Source records: Begin

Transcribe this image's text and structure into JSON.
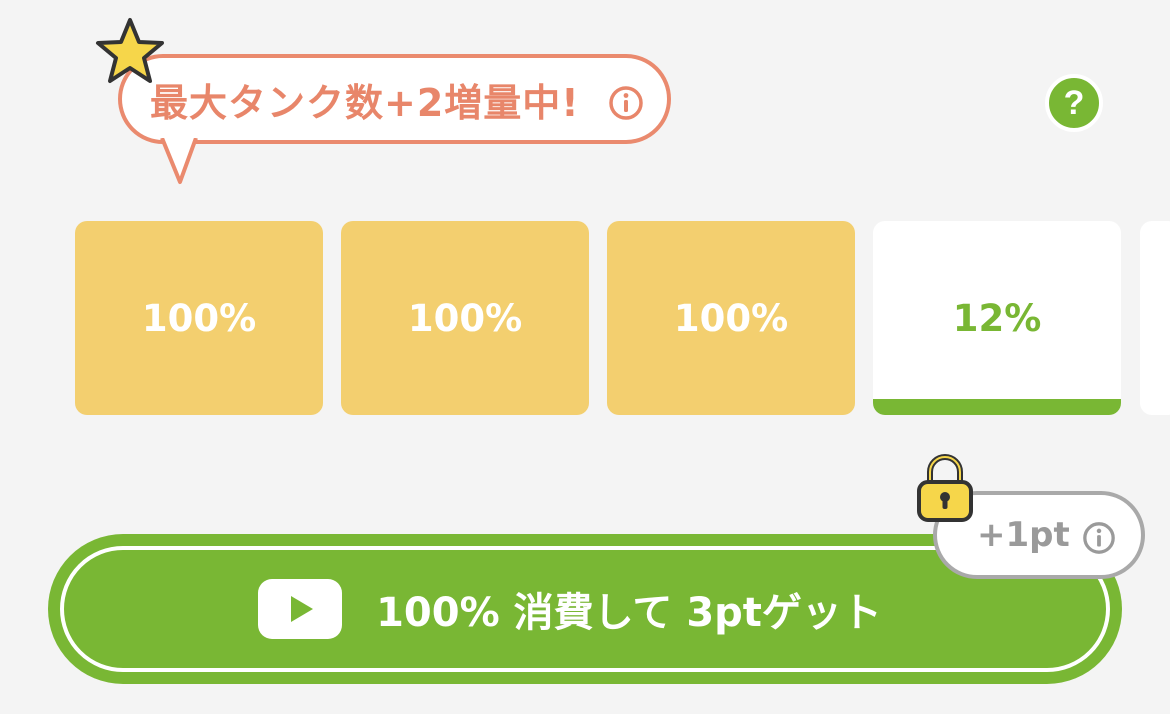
{
  "banner": {
    "text": "最大タンク数+2増量中!",
    "accent_color": "#ea8a6e",
    "decoration_icon": "star-icon",
    "info_icon": "info-circle-icon"
  },
  "help": {
    "label": "?",
    "color": "#79b734"
  },
  "tanks": [
    {
      "label": "100%",
      "level": 1.0,
      "state": "full"
    },
    {
      "label": "100%",
      "level": 1.0,
      "state": "full"
    },
    {
      "label": "100%",
      "level": 1.0,
      "state": "full"
    },
    {
      "label": "12%",
      "level": 0.12,
      "state": "filling"
    }
  ],
  "colors": {
    "tank_full": "#f3cf6f",
    "tank_empty": "#ffffff",
    "fill_green": "#79b734",
    "background": "#f4f4f4"
  },
  "action": {
    "label": "100% 消費して 3ptゲット",
    "icon": "video-play-icon",
    "color": "#79b734"
  },
  "bonus": {
    "label": "+1pt",
    "icon": "lock-icon",
    "info_icon": "info-circle-icon",
    "locked": true
  }
}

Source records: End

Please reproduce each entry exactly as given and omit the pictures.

[Answer for the task]:
Transcribe this image's text and structure into JSON.
{
  "banner": {
    "text": "最大タンク数+2増量中!",
    "accent_color": "#ea8a6e",
    "decoration_icon": "star-icon",
    "info_icon": "info-circle-icon"
  },
  "help": {
    "label": "?",
    "color": "#79b734"
  },
  "tanks": [
    {
      "label": "100%",
      "level": 1.0,
      "state": "full"
    },
    {
      "label": "100%",
      "level": 1.0,
      "state": "full"
    },
    {
      "label": "100%",
      "level": 1.0,
      "state": "full"
    },
    {
      "label": "12%",
      "level": 0.12,
      "state": "filling"
    }
  ],
  "colors": {
    "tank_full": "#f3cf6f",
    "tank_empty": "#ffffff",
    "fill_green": "#79b734",
    "background": "#f4f4f4"
  },
  "action": {
    "label": "100% 消費して 3ptゲット",
    "icon": "video-play-icon",
    "color": "#79b734"
  },
  "bonus": {
    "label": "+1pt",
    "icon": "lock-icon",
    "info_icon": "info-circle-icon",
    "locked": true
  }
}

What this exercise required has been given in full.